That is how Nature works. Each creature strives to live and to bring more of their kind into the world not because they fear death, but because life is wonderful. When you see tiny birds scrounging at your bird-feeder or shivering in a tree in winter, don’t feel sorry for them. They are not helpless and struggling and cowed. They shiver because instinctively they know it keeps their body temperature up. They have amazing (at least to us, who lack them) instinctive survival talents – they need a lot of food in winter to keep warm, and they find it easily, enjoyably, and if they can’t, they simply hibernate. Although lots of birds are eaten by predators, few freeze or starve to death – famine is a modern human invention, due to our huge numbers and loss of natural adaptability. If you see a dead bird, it almost certainly might have succumbed to one of three human-caused injuries: Collision with a window, or an automobile, or a domestic cat that no longer needed or wanted to eat what it killed.

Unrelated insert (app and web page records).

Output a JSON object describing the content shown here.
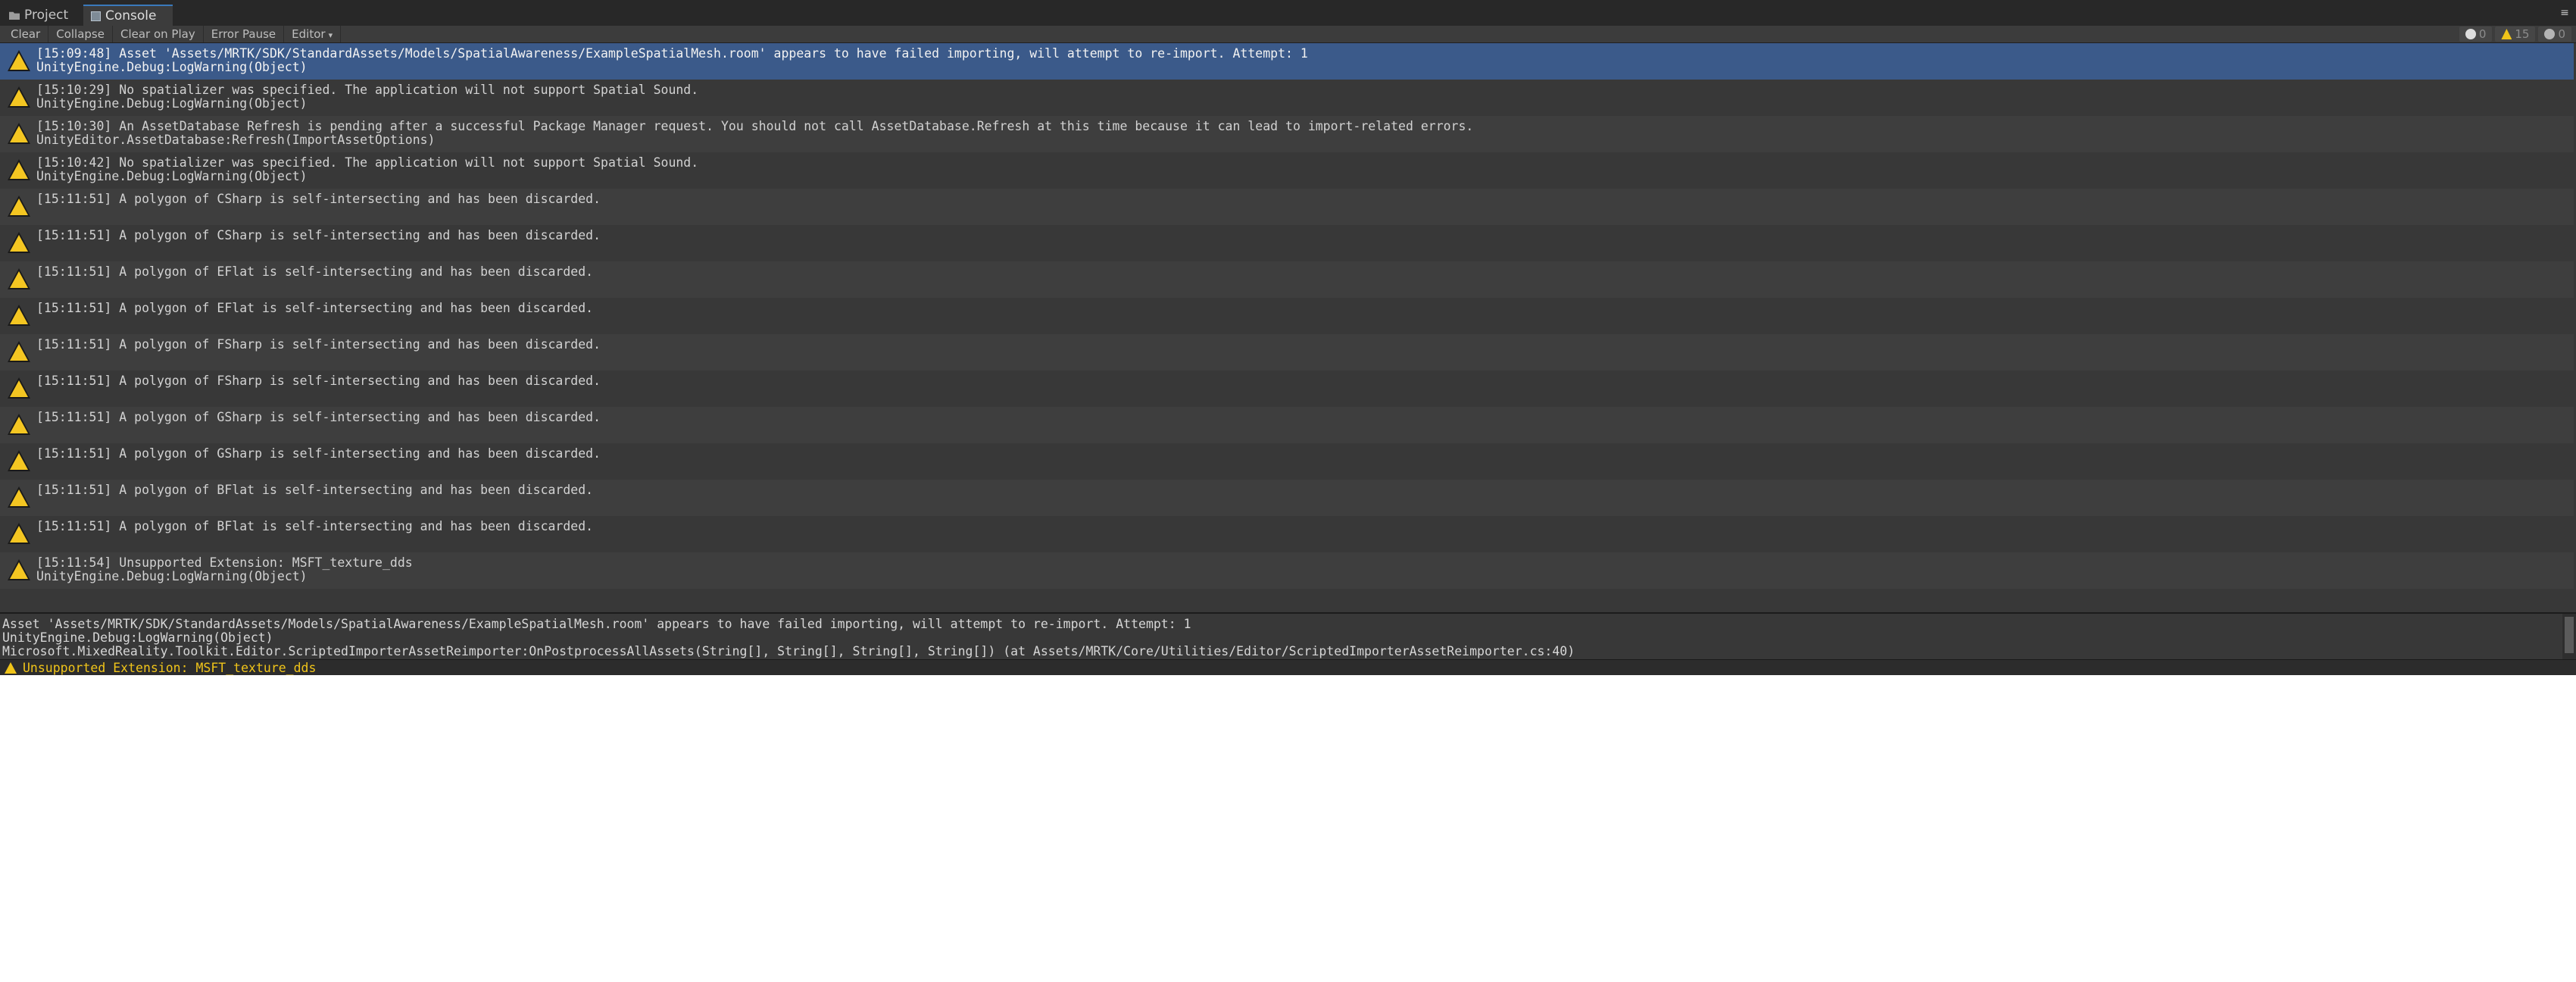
{
  "tabs": [
    {
      "label": "Project",
      "icon": "folder-icon"
    },
    {
      "label": "Console",
      "icon": "console-icon"
    }
  ],
  "toolbar": {
    "clear": "Clear",
    "collapse": "Collapse",
    "clear_on_play": "Clear on Play",
    "error_pause": "Error Pause",
    "editor": "Editor",
    "info_count": "0",
    "warning_count": "15",
    "error_count": "0"
  },
  "colors": {
    "selected_row": "#3b5a8a",
    "warning": "#f4c622",
    "status_text": "#f0c419"
  },
  "logs": [
    {
      "line1": "[15:09:48] Asset 'Assets/MRTK/SDK/StandardAssets/Models/SpatialAwareness/ExampleSpatialMesh.room' appears to have failed importing, will attempt to re-import. Attempt: 1",
      "line2": "UnityEngine.Debug:LogWarning(Object)",
      "selected": true
    },
    {
      "line1": "[15:10:29] No spatializer was specified. The application will not support Spatial Sound.",
      "line2": "UnityEngine.Debug:LogWarning(Object)"
    },
    {
      "line1": "[15:10:30] An AssetDatabase Refresh is pending after a successful Package Manager request. You should not call AssetDatabase.Refresh at this time because it can lead to import-related errors.",
      "line2": "UnityEditor.AssetDatabase:Refresh(ImportAssetOptions)"
    },
    {
      "line1": "[15:10:42] No spatializer was specified. The application will not support Spatial Sound.",
      "line2": "UnityEngine.Debug:LogWarning(Object)"
    },
    {
      "line1": "[15:11:51] A polygon of CSharp is self-intersecting and has been discarded.",
      "line2": ""
    },
    {
      "line1": "[15:11:51] A polygon of CSharp is self-intersecting and has been discarded.",
      "line2": ""
    },
    {
      "line1": "[15:11:51] A polygon of EFlat is self-intersecting and has been discarded.",
      "line2": ""
    },
    {
      "line1": "[15:11:51] A polygon of EFlat is self-intersecting and has been discarded.",
      "line2": ""
    },
    {
      "line1": "[15:11:51] A polygon of FSharp is self-intersecting and has been discarded.",
      "line2": ""
    },
    {
      "line1": "[15:11:51] A polygon of FSharp is self-intersecting and has been discarded.",
      "line2": ""
    },
    {
      "line1": "[15:11:51] A polygon of GSharp is self-intersecting and has been discarded.",
      "line2": ""
    },
    {
      "line1": "[15:11:51] A polygon of GSharp is self-intersecting and has been discarded.",
      "line2": ""
    },
    {
      "line1": "[15:11:51] A polygon of BFlat is self-intersecting and has been discarded.",
      "line2": ""
    },
    {
      "line1": "[15:11:51] A polygon of BFlat is self-intersecting and has been discarded.",
      "line2": ""
    },
    {
      "line1": "[15:11:54] Unsupported Extension: MSFT_texture_dds",
      "line2": "UnityEngine.Debug:LogWarning(Object)"
    }
  ],
  "detail": {
    "line1": "Asset 'Assets/MRTK/SDK/StandardAssets/Models/SpatialAwareness/ExampleSpatialMesh.room' appears to have failed importing, will attempt to re-import. Attempt: 1",
    "line2": "UnityEngine.Debug:LogWarning(Object)",
    "line3": "Microsoft.MixedReality.Toolkit.Editor.ScriptedImporterAssetReimporter:OnPostprocessAllAssets(String[], String[], String[], String[]) (at Assets/MRTK/Core/Utilities/Editor/ScriptedImporterAssetReimporter.cs:40)"
  },
  "status": {
    "message": "Unsupported Extension: MSFT_texture_dds"
  }
}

Our ignorance of Nature, combined with our collective arrogance (because of our unquestioned ‘evolutionary success’), leads us to believe that we are the only emotional and intelligent creatures on the planet. But just as economists and historians are tearing apart our myths about prehistoric man, scientists are systematically deconstructing the anthropocentric myths of our modern emotional and intellectual uniqueness and superiority. Although our incompetence at deciphering animal language and communication has so far made it conveniently impossible to prove conclusively, there is very compelling evidence that many animals exhibit extraordinary intelligence.
In fact given some new evidence that emotion is principally a response to sensory stimulus, and knowledge that some animals have greater sensitivity to many sensory stimuli than humans, it’s quite possible that many animals lead much richer emotional lives than we do, that they are more ‘sensitive’ in every sense of the word than we are, that they ‘feel’ more, and more deeply, than we could ever hope to. Why then don’t they articulate this, so that we understand?
Perhaps they do – maybe we are just so numb to all language other than our limited and clumsy modern/mechanical ones that we don’t ‘hear’ them. Or perhaps it’s just that they don’t have to – maybe we developed ‘sophisticated’ abstract language not because we were uniquely able to, but because it was necessary to convey precise instructions about man-made processes (like computers) in our strange new unnatural hierarchical culture, whereas other animals always survived just fine without such artificial constructs. How sophisticated a language do you need to say ‘danger’, ‘food’, ‘yes’, ‘no’, and ‘I love you’, and ultimately what else is really important to say?
Modern humans now need Nature’s language and Nature’s technology to live comfortable lives. But most other animals know a better way to live, and don’t need sophisticated language or technology to do so.
For more on this topic, please read the essay: THINKING ON A CLEAN SLATE: PREFACE TO THE HUMAN STORY: